I consider myself the luckiest man alive. Not because of the opportunities that have been present at such a young age, not because of the adventures that I’ve lived through or the fantastic places life has shown me, but because at the age of twenty-one I’ve been fortunate enough to have learned the most important lesson in life.
Three distinct experiences have shaped my view on this and I’d like to share them with you, especially for those who are about to take on, or have already started their summer internships.Three years ago, I graduated high school in El Salvador and decided that I wanted an experience abroad to learn more about the world. I enrolled in Northeastern University in Boston, MA and discovered it was everything I was looking for since it offered a very diverse student body and a fantastic blend of academia and professional experience.
At the age of nineteen I found myself taking a semester off and starting a six-month employment contract at Adobe Systems in San Francisco, CA. It was life changing. I joined the Digital Marketing team and was fortunate to learn about online advertising optimization whereby I would run campaigns on Google, Yahoo, Bing, Facebook, and Twitter . Six months flew by and I soon found myself back on campus ready to share what an amazing experience I had in Silicon Valley. But the question always struck me: what was my main take-away at Adobe? How am I different now than I was a semester ago? I honestly didn’t know where to start: Do I mention the technical skills? My long commute? My adventures while touring around the Golden State?
It took me an entire year to find the answer. For spring break this year, along with other Northeastern students who were also doing co-ops in California, I decided to go back and visit for a week. Once we got there, I thought it would great if I devoted a day to visit my team at Adobe to see how they were doing. Upon arrival, I had already been signed in by my previous manager and it felt like no time had gone by since I left a year ago.
Not only did I remember each and every one of my teammate’s names, but even that of their partners and children. I remember that one had wedding plans and that someone else’s boy had just started kindergarden. I remembered them as meaningful people to my professional development.

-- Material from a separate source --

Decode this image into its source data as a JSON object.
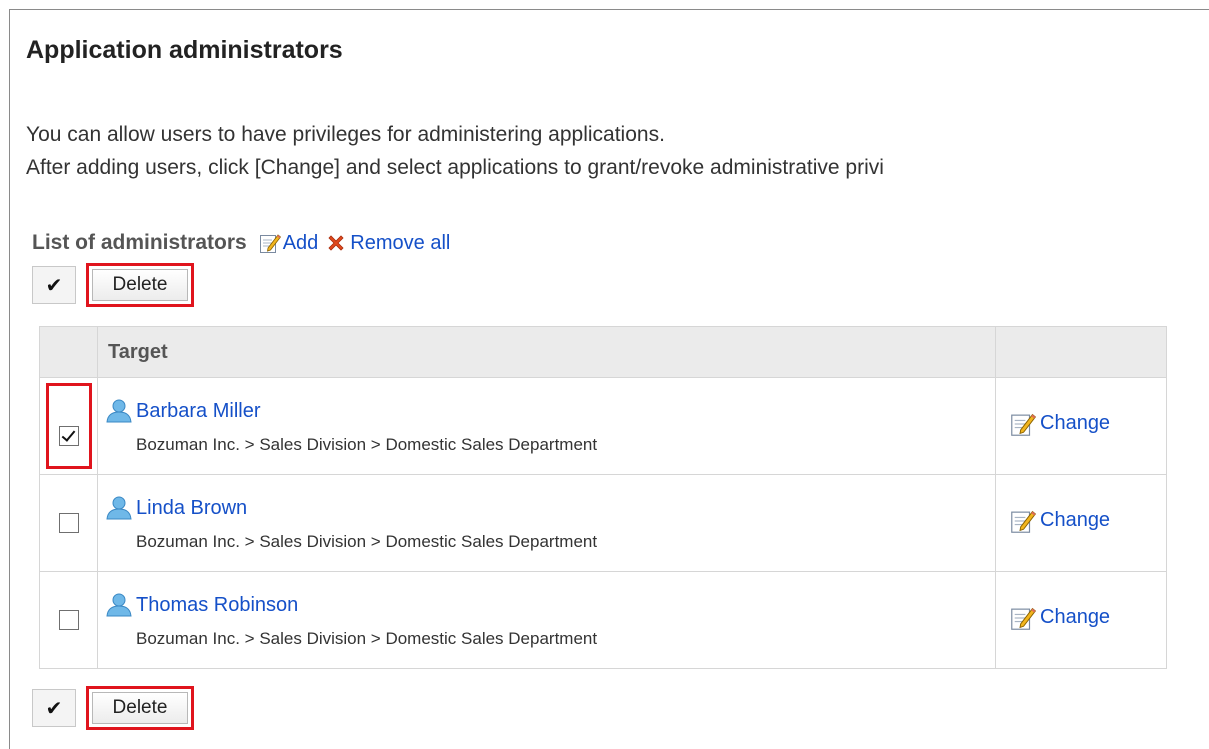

I found out that one had left and was now working in Palo Alto, so after my visit I took a trip to have an afternoon coffee with her; a Philz mint-mojito, medium ice, medium cream, low sugar — her favorite.
I decided to give it a shot even though I was aware of the tight competition, and that for this location, they only hire students who have worked in their company before, have had some sort of finance background, or were going on their third and final co-op. I had none these. Nada. Or as the Brits would say, Zilch. I even remember my advisor sending me an email the night before telling me to not worry if it didn’t work out. So I went into the interview with all the odds against my favor.
Despite this, I went in with a hefty smile, a tenacity to learn, a commitment to excel, and a relatable and charming personality. I went in there knowing that life isn’t about titles or degrees or awards; it’s about the people.
The following day, at around ten in the morning, I got a call from London. A very pleasant call indeed. Needless to say, I’ll be on road again, with a renewed appetite for both life and knowledge, eager to meet other inspired “chaps” like me.
Carlos Villalobos (@carlosvivaldi) is a globetrotter and student entrepreneur. He grew up in El Salvador and went to a British high school that put a lot of emphasis on international experiences. He is currently a Finance & Entrepreneurship major at Northeastern University. In general, Carlos is fascinated by technology and seeks every chance he gets to fiddle with the newest gadgets. His other interests include coffee, brunch, running, and photography.